→ **Exercise**
If a line in the data holds "icon", copy that line out in full.

→ **Material to process**

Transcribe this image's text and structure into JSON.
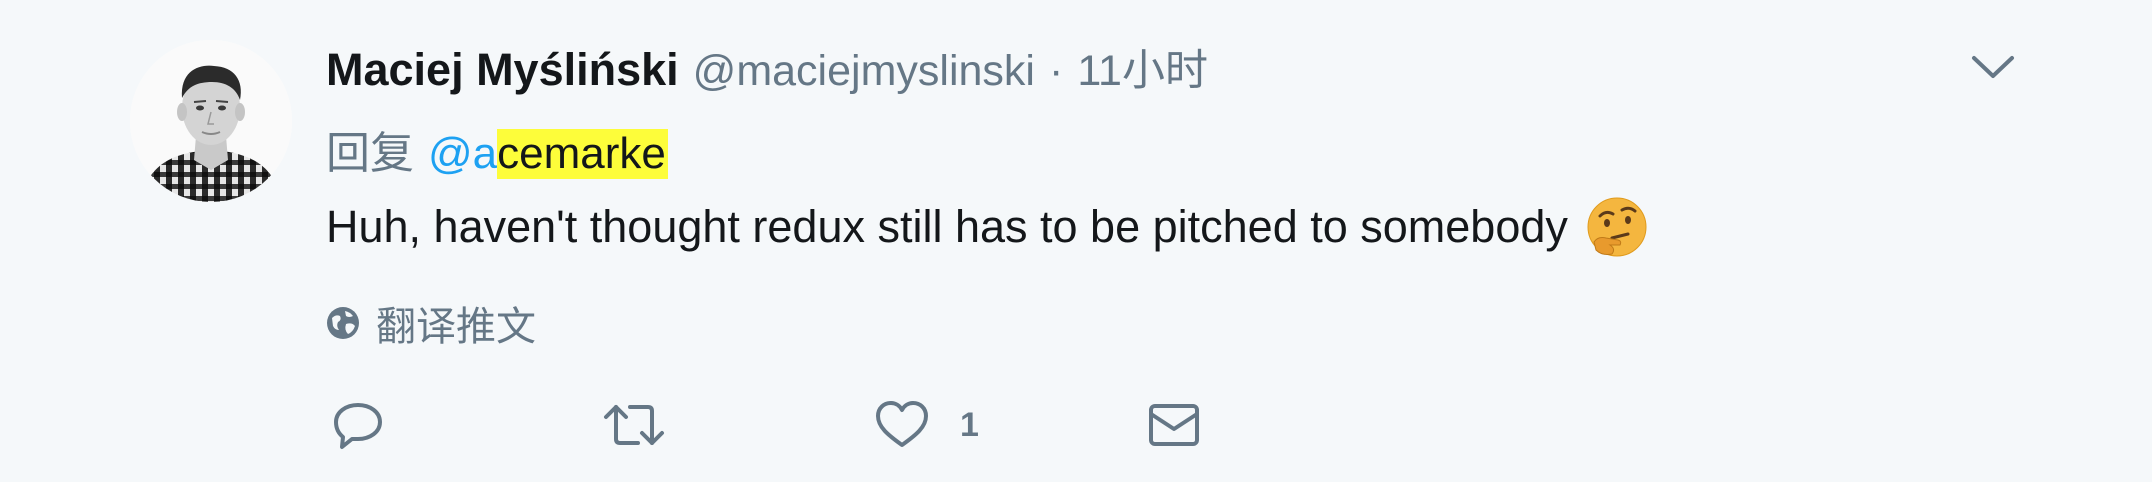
{
  "tweet": {
    "author": {
      "name": "Maciej Myśliński",
      "handle": "@maciejmyslinski",
      "separator": "·",
      "time": "11小时"
    },
    "reply": {
      "prefix": "回复",
      "mention_plain": "@a",
      "mention_highlighted": "cemarke"
    },
    "text": "Huh, haven't thought redux still has to be pitched to somebody",
    "emoji": "thinking-face-icon",
    "translate_label": "翻译推文",
    "actions": {
      "reply_icon": "reply-icon",
      "retweet_icon": "retweet-icon",
      "like_icon": "heart-icon",
      "like_count": "1",
      "dm_icon": "mail-icon"
    },
    "colors": {
      "background": "#f5f8fa",
      "link": "#1da1f2",
      "secondary": "#657786",
      "highlight": "#fdfd3a",
      "primary_text": "#14171a"
    }
  }
}
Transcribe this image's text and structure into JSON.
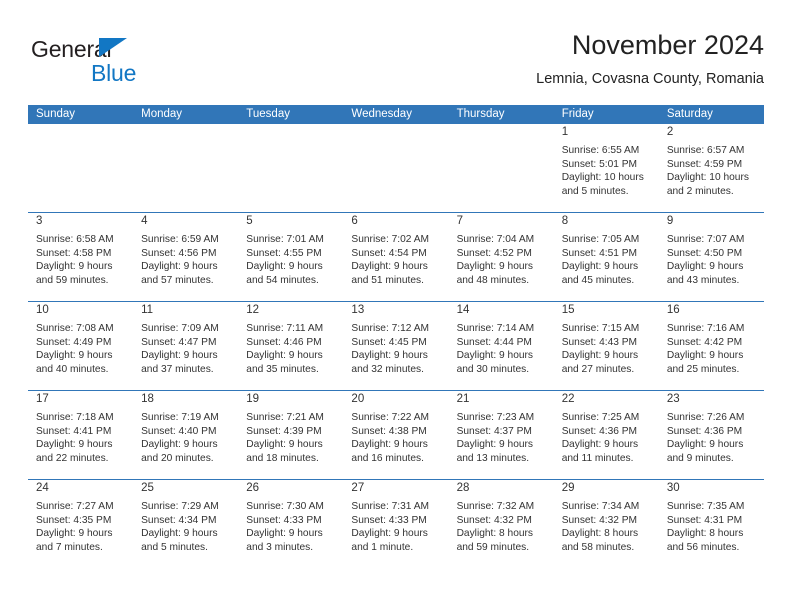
{
  "brand": {
    "name_top": "General",
    "name_bottom": "Blue",
    "accent_color": "#1277c4"
  },
  "header": {
    "title": "November 2024",
    "subtitle": "Lemnia, Covasna County, Romania"
  },
  "theme": {
    "header_blue": "#3176b8",
    "date_strip_gray": "#eeeeee",
    "text": "#333333"
  },
  "weekdays": [
    "Sunday",
    "Monday",
    "Tuesday",
    "Wednesday",
    "Thursday",
    "Friday",
    "Saturday"
  ],
  "weeks": [
    [
      {
        "day": "",
        "sunrise": "",
        "sunset": "",
        "daylight": "",
        "daylight2": ""
      },
      {
        "day": "",
        "sunrise": "",
        "sunset": "",
        "daylight": "",
        "daylight2": ""
      },
      {
        "day": "",
        "sunrise": "",
        "sunset": "",
        "daylight": "",
        "daylight2": ""
      },
      {
        "day": "",
        "sunrise": "",
        "sunset": "",
        "daylight": "",
        "daylight2": ""
      },
      {
        "day": "",
        "sunrise": "",
        "sunset": "",
        "daylight": "",
        "daylight2": ""
      },
      {
        "day": "1",
        "sunrise": "Sunrise: 6:55 AM",
        "sunset": "Sunset: 5:01 PM",
        "daylight": "Daylight: 10 hours",
        "daylight2": "and 5 minutes."
      },
      {
        "day": "2",
        "sunrise": "Sunrise: 6:57 AM",
        "sunset": "Sunset: 4:59 PM",
        "daylight": "Daylight: 10 hours",
        "daylight2": "and 2 minutes."
      }
    ],
    [
      {
        "day": "3",
        "sunrise": "Sunrise: 6:58 AM",
        "sunset": "Sunset: 4:58 PM",
        "daylight": "Daylight: 9 hours",
        "daylight2": "and 59 minutes."
      },
      {
        "day": "4",
        "sunrise": "Sunrise: 6:59 AM",
        "sunset": "Sunset: 4:56 PM",
        "daylight": "Daylight: 9 hours",
        "daylight2": "and 57 minutes."
      },
      {
        "day": "5",
        "sunrise": "Sunrise: 7:01 AM",
        "sunset": "Sunset: 4:55 PM",
        "daylight": "Daylight: 9 hours",
        "daylight2": "and 54 minutes."
      },
      {
        "day": "6",
        "sunrise": "Sunrise: 7:02 AM",
        "sunset": "Sunset: 4:54 PM",
        "daylight": "Daylight: 9 hours",
        "daylight2": "and 51 minutes."
      },
      {
        "day": "7",
        "sunrise": "Sunrise: 7:04 AM",
        "sunset": "Sunset: 4:52 PM",
        "daylight": "Daylight: 9 hours",
        "daylight2": "and 48 minutes."
      },
      {
        "day": "8",
        "sunrise": "Sunrise: 7:05 AM",
        "sunset": "Sunset: 4:51 PM",
        "daylight": "Daylight: 9 hours",
        "daylight2": "and 45 minutes."
      },
      {
        "day": "9",
        "sunrise": "Sunrise: 7:07 AM",
        "sunset": "Sunset: 4:50 PM",
        "daylight": "Daylight: 9 hours",
        "daylight2": "and 43 minutes."
      }
    ],
    [
      {
        "day": "10",
        "sunrise": "Sunrise: 7:08 AM",
        "sunset": "Sunset: 4:49 PM",
        "daylight": "Daylight: 9 hours",
        "daylight2": "and 40 minutes."
      },
      {
        "day": "11",
        "sunrise": "Sunrise: 7:09 AM",
        "sunset": "Sunset: 4:47 PM",
        "daylight": "Daylight: 9 hours",
        "daylight2": "and 37 minutes."
      },
      {
        "day": "12",
        "sunrise": "Sunrise: 7:11 AM",
        "sunset": "Sunset: 4:46 PM",
        "daylight": "Daylight: 9 hours",
        "daylight2": "and 35 minutes."
      },
      {
        "day": "13",
        "sunrise": "Sunrise: 7:12 AM",
        "sunset": "Sunset: 4:45 PM",
        "daylight": "Daylight: 9 hours",
        "daylight2": "and 32 minutes."
      },
      {
        "day": "14",
        "sunrise": "Sunrise: 7:14 AM",
        "sunset": "Sunset: 4:44 PM",
        "daylight": "Daylight: 9 hours",
        "daylight2": "and 30 minutes."
      },
      {
        "day": "15",
        "sunrise": "Sunrise: 7:15 AM",
        "sunset": "Sunset: 4:43 PM",
        "daylight": "Daylight: 9 hours",
        "daylight2": "and 27 minutes."
      },
      {
        "day": "16",
        "sunrise": "Sunrise: 7:16 AM",
        "sunset": "Sunset: 4:42 PM",
        "daylight": "Daylight: 9 hours",
        "daylight2": "and 25 minutes."
      }
    ],
    [
      {
        "day": "17",
        "sunrise": "Sunrise: 7:18 AM",
        "sunset": "Sunset: 4:41 PM",
        "daylight": "Daylight: 9 hours",
        "daylight2": "and 22 minutes."
      },
      {
        "day": "18",
        "sunrise": "Sunrise: 7:19 AM",
        "sunset": "Sunset: 4:40 PM",
        "daylight": "Daylight: 9 hours",
        "daylight2": "and 20 minutes."
      },
      {
        "day": "19",
        "sunrise": "Sunrise: 7:21 AM",
        "sunset": "Sunset: 4:39 PM",
        "daylight": "Daylight: 9 hours",
        "daylight2": "and 18 minutes."
      },
      {
        "day": "20",
        "sunrise": "Sunrise: 7:22 AM",
        "sunset": "Sunset: 4:38 PM",
        "daylight": "Daylight: 9 hours",
        "daylight2": "and 16 minutes."
      },
      {
        "day": "21",
        "sunrise": "Sunrise: 7:23 AM",
        "sunset": "Sunset: 4:37 PM",
        "daylight": "Daylight: 9 hours",
        "daylight2": "and 13 minutes."
      },
      {
        "day": "22",
        "sunrise": "Sunrise: 7:25 AM",
        "sunset": "Sunset: 4:36 PM",
        "daylight": "Daylight: 9 hours",
        "daylight2": "and 11 minutes."
      },
      {
        "day": "23",
        "sunrise": "Sunrise: 7:26 AM",
        "sunset": "Sunset: 4:36 PM",
        "daylight": "Daylight: 9 hours",
        "daylight2": "and 9 minutes."
      }
    ],
    [
      {
        "day": "24",
        "sunrise": "Sunrise: 7:27 AM",
        "sunset": "Sunset: 4:35 PM",
        "daylight": "Daylight: 9 hours",
        "daylight2": "and 7 minutes."
      },
      {
        "day": "25",
        "sunrise": "Sunrise: 7:29 AM",
        "sunset": "Sunset: 4:34 PM",
        "daylight": "Daylight: 9 hours",
        "daylight2": "and 5 minutes."
      },
      {
        "day": "26",
        "sunrise": "Sunrise: 7:30 AM",
        "sunset": "Sunset: 4:33 PM",
        "daylight": "Daylight: 9 hours",
        "daylight2": "and 3 minutes."
      },
      {
        "day": "27",
        "sunrise": "Sunrise: 7:31 AM",
        "sunset": "Sunset: 4:33 PM",
        "daylight": "Daylight: 9 hours",
        "daylight2": "and 1 minute."
      },
      {
        "day": "28",
        "sunrise": "Sunrise: 7:32 AM",
        "sunset": "Sunset: 4:32 PM",
        "daylight": "Daylight: 8 hours",
        "daylight2": "and 59 minutes."
      },
      {
        "day": "29",
        "sunrise": "Sunrise: 7:34 AM",
        "sunset": "Sunset: 4:32 PM",
        "daylight": "Daylight: 8 hours",
        "daylight2": "and 58 minutes."
      },
      {
        "day": "30",
        "sunrise": "Sunrise: 7:35 AM",
        "sunset": "Sunset: 4:31 PM",
        "daylight": "Daylight: 8 hours",
        "daylight2": "and 56 minutes."
      }
    ]
  ]
}
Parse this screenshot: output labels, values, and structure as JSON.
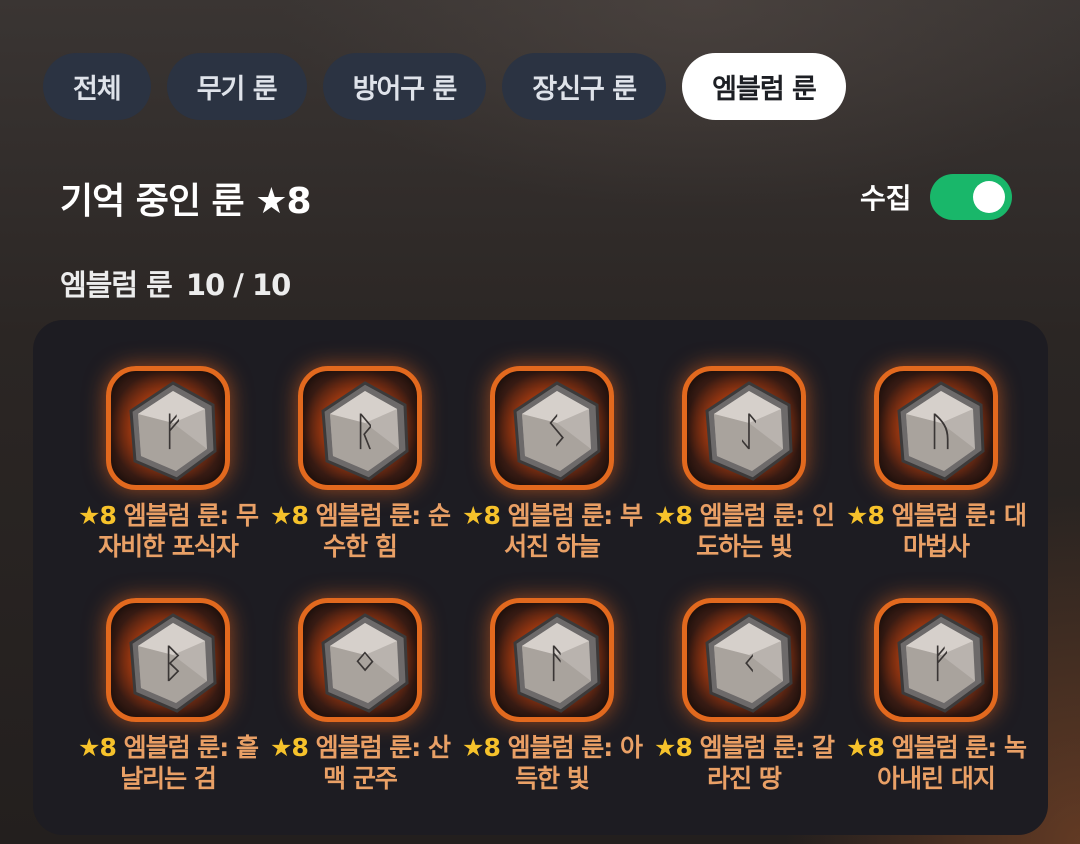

→ **Exercise answer**
    "emoji": "thinking-face-icon",
      "reply_icon": "reply-icon",
      "retweet_icon": "retweet-icon",
      "like_icon": "heart-icon",
      "dm_icon": "mail-icon"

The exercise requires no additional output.